Meanwhile, the economic news continued to worsen, with 3.28m Americans – an unprecedented number – seeking jobless benefits.
The beginning of March brought confirmation that Chinese manufacturing had fallen to a record low in February, with the Purchasing Managers’ Index down to 35.7 from the 50 it had recorded in January. At one point, exports were down by 17% as the virus had a bigger impact on Chinese manufacturing than the economic crisis of 2008.
The World Bank is now predicting that growth in China this year will be just 2.3% compared to a prediction of 6.1% made last year. This lower growth rate will inevitably impact the smaller Far Eastern economies, with the World Bank now projecting a best case scenario of 2.3% growth for the region this year, and a worst case of just 0.5%. This compares to the 5.8% growth forecast before the Covid-19 outbreak.
China’s Shanghai Composite Index closed March at 2,750 from an opening level of 2,880, meaning that it was down just 5% in the month and 10% for the year as a whole.
The Hong Kong market fell 10% in the month to 23,603 (down by 16% since 1st January). The Japanese stock market fell 11% in March to close at 18,917 while the South Korean index fell 12% to 1,755. Both those markets are down by 20% for the year as a whole.
India’s finance minister was under attack after announcing an £18.8bn stimulus package for the economy: critics derided it as ‘not nearly enough.’
The Indian stock market ended the month down 23% (and 29% for the year as a whole) at 29,468. It was not, though, the worst performer in this section, as the Brazilian market fell to 73,020 – down 30% in the month and 37% for the first quarter. In relative terms, the Russian market did ‘well:’ it was down by just 10% in the month and, at 2,509, is down 18% for the year as a whole.

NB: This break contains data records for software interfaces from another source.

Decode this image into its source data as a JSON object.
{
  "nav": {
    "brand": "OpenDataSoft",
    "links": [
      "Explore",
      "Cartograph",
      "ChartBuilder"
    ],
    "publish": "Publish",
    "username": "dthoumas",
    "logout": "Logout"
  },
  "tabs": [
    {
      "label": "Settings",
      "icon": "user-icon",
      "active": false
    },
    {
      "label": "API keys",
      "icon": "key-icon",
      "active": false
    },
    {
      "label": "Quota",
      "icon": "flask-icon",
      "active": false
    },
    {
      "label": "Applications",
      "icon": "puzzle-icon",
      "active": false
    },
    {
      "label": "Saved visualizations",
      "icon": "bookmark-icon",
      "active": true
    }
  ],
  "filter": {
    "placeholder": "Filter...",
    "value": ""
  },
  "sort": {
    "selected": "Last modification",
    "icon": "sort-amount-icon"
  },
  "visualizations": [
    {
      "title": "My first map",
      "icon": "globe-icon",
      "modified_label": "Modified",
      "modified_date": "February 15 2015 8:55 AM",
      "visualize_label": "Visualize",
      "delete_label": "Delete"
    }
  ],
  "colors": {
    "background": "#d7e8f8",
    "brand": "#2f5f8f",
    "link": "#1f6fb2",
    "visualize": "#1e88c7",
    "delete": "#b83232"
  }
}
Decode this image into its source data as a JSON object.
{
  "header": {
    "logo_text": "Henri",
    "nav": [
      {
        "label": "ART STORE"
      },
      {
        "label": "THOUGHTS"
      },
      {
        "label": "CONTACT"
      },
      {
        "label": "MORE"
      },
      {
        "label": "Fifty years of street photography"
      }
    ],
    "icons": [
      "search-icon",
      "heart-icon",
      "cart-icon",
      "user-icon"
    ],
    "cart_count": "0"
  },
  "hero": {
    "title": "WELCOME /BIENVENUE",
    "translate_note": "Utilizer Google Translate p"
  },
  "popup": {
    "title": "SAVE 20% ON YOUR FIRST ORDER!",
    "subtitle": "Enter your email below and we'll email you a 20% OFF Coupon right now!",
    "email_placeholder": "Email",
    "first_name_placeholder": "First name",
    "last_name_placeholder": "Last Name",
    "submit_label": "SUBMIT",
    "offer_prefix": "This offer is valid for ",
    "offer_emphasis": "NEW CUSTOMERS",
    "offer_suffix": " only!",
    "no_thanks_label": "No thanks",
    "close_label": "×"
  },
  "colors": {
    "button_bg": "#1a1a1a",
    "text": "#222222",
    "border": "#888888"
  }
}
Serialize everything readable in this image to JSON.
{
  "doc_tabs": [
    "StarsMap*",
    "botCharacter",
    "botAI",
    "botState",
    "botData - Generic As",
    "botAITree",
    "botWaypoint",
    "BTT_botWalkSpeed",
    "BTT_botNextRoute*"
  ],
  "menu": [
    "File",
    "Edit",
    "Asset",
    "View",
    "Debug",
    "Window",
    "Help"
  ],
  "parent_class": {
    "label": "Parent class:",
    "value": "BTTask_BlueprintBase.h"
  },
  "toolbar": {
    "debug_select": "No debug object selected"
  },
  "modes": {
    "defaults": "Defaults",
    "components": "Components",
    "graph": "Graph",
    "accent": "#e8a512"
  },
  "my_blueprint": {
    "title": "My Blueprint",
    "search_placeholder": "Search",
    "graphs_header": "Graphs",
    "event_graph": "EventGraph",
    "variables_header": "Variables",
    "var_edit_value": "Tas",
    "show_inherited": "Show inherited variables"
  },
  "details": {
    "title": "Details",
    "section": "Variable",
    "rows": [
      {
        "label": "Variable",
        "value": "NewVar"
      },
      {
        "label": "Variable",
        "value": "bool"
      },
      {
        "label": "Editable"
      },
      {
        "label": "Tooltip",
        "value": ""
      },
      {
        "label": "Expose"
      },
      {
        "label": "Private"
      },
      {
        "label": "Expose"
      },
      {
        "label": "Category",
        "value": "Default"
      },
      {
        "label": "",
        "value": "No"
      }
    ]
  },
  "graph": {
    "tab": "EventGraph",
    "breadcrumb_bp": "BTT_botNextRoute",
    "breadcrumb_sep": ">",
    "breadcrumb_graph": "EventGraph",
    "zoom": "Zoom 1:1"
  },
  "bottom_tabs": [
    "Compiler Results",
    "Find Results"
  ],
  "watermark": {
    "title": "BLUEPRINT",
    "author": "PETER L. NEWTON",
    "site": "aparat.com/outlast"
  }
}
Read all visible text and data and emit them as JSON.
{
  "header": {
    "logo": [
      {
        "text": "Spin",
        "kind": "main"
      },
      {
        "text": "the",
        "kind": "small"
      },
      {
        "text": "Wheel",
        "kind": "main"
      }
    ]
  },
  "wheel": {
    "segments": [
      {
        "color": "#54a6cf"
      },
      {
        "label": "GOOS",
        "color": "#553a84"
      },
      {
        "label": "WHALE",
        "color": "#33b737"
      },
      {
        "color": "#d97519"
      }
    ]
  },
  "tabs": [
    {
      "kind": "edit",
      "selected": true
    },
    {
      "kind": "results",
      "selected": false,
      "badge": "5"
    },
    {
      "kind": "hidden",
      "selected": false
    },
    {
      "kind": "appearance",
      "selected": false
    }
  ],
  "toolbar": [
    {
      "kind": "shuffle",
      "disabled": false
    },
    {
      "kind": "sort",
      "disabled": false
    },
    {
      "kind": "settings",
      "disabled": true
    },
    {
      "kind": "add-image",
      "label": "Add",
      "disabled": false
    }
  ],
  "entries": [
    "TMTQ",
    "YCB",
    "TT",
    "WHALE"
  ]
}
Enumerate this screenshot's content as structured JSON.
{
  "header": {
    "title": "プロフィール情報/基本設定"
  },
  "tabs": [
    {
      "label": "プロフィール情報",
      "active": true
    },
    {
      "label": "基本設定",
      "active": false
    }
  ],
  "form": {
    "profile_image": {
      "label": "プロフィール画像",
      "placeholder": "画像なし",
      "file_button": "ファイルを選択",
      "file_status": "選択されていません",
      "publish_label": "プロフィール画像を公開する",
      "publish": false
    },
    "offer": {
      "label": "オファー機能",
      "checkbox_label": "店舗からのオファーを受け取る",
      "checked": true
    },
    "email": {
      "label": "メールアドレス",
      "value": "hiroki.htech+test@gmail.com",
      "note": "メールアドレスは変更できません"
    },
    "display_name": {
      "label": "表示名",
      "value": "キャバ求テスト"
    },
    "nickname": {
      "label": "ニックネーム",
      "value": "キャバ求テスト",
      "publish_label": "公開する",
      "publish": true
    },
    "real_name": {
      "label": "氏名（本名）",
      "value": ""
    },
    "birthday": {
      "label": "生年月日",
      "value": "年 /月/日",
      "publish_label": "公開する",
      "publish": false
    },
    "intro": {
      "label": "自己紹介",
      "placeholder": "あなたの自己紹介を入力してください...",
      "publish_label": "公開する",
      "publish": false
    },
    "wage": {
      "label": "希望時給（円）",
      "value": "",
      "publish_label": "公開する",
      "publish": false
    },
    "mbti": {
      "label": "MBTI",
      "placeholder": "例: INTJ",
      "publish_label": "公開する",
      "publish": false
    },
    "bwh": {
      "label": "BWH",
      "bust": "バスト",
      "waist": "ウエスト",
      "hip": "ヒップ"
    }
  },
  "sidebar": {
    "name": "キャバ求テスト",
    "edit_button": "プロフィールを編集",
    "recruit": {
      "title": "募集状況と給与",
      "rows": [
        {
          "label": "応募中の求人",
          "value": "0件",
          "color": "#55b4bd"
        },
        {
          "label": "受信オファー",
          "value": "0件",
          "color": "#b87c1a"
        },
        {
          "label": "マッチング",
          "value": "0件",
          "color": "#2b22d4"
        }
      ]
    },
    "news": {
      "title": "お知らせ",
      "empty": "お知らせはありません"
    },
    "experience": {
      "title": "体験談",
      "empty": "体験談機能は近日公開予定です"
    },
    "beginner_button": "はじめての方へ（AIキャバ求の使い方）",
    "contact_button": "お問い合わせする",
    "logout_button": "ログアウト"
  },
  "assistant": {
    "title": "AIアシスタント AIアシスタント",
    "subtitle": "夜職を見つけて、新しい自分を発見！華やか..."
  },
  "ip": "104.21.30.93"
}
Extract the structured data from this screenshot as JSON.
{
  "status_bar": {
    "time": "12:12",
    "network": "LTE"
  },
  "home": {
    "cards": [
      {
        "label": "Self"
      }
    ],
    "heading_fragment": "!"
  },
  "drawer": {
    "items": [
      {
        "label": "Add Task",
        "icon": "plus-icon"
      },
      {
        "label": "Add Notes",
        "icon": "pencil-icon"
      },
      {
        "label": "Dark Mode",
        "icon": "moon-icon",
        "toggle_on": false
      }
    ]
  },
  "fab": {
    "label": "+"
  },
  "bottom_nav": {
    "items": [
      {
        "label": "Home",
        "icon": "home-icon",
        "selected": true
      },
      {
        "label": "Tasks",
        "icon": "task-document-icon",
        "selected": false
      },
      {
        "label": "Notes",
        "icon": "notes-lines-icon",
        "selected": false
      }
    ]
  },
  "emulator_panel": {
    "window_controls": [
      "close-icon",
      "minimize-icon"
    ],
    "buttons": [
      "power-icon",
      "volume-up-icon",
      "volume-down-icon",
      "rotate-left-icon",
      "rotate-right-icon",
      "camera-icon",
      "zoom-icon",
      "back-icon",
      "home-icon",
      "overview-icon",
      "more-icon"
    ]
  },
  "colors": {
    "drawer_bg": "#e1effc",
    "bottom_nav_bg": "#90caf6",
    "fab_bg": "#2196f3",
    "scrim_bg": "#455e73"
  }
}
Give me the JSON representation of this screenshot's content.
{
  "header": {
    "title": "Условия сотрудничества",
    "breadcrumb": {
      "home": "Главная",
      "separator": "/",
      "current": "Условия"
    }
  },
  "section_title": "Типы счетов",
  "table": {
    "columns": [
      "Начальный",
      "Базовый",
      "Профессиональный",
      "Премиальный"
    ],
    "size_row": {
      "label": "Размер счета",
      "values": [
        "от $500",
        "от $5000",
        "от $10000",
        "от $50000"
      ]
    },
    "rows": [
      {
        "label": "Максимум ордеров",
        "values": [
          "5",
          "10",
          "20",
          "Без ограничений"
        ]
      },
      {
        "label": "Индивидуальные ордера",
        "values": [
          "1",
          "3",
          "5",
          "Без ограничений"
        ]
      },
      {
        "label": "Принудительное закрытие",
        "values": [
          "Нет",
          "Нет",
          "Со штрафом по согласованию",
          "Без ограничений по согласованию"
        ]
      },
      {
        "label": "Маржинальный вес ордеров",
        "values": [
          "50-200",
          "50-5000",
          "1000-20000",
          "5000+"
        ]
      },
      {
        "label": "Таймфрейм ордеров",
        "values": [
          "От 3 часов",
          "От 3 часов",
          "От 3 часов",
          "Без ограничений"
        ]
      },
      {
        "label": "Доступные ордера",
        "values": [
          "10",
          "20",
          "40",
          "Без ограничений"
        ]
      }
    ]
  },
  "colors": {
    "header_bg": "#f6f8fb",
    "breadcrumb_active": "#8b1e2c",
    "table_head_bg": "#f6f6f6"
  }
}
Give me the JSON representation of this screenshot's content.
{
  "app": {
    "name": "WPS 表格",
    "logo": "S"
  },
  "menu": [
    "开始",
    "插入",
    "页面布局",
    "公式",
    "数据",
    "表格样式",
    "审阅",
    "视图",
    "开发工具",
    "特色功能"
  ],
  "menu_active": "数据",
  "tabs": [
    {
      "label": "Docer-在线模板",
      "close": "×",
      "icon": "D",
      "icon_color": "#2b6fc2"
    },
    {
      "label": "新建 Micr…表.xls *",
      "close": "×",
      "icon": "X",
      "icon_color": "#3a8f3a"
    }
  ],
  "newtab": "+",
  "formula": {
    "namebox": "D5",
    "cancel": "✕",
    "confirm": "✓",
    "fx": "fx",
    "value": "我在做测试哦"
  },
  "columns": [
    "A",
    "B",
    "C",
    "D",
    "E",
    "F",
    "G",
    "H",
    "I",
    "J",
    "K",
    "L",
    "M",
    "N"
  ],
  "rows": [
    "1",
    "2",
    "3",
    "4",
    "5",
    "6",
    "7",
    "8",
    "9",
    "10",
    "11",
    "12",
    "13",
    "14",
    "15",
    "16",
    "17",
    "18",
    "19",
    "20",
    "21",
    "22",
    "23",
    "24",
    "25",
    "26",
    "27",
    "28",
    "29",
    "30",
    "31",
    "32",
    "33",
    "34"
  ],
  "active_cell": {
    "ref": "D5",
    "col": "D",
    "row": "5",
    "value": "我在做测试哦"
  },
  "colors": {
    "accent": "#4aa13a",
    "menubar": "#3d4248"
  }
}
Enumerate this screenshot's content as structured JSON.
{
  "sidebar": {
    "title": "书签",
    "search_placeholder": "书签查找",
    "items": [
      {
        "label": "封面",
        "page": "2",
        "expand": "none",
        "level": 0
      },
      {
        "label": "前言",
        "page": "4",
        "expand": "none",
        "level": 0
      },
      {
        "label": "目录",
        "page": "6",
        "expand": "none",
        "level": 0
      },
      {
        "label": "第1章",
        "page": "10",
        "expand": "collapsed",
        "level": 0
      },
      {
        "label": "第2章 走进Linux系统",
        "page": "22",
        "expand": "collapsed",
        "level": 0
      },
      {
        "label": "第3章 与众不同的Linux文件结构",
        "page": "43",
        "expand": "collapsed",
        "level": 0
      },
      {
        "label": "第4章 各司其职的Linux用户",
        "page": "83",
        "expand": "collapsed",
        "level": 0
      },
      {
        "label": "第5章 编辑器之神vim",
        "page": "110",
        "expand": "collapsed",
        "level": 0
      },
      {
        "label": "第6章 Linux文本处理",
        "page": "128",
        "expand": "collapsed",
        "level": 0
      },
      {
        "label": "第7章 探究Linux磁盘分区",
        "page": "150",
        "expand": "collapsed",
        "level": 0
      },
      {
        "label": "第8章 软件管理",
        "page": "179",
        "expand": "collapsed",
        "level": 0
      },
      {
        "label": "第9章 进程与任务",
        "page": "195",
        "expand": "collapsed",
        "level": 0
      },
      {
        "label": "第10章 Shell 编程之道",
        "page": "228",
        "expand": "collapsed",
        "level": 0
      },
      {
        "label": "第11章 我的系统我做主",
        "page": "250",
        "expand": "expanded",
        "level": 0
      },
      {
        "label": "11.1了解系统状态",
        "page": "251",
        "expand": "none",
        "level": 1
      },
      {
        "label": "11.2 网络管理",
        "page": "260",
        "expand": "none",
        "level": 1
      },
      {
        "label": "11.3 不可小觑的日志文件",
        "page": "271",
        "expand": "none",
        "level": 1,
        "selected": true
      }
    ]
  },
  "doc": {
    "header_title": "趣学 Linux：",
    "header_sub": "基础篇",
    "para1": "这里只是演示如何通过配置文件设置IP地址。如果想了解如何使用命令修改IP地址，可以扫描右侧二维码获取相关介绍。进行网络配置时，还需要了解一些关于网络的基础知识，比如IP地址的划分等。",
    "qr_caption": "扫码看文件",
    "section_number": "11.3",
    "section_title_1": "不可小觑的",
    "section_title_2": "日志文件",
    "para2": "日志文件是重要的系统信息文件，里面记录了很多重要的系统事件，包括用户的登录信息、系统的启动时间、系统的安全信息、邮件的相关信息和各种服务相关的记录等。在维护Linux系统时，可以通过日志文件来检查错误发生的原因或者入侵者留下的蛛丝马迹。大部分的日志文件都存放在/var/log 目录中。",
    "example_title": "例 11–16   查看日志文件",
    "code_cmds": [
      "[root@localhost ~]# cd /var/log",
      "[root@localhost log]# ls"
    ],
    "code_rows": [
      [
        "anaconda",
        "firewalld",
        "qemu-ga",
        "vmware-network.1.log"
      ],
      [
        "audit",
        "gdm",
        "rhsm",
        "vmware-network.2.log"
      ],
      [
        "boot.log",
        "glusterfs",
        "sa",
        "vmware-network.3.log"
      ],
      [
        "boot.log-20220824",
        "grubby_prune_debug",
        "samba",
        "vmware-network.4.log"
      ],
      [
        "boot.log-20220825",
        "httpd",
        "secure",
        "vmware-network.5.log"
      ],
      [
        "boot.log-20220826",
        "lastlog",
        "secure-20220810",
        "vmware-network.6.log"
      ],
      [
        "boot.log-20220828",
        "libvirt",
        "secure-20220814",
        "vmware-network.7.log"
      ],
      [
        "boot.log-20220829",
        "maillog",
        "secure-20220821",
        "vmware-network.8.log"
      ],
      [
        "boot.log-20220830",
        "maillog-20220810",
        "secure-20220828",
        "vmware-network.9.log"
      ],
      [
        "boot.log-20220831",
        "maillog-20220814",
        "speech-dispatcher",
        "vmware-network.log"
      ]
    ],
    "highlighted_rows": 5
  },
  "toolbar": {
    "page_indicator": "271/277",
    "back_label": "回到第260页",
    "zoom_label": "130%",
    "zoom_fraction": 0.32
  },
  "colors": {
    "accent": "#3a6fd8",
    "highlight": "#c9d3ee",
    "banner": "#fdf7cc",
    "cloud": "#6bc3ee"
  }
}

We’ve reached the end of our update, we’ll be back next month for more. In the meantime, please stay safe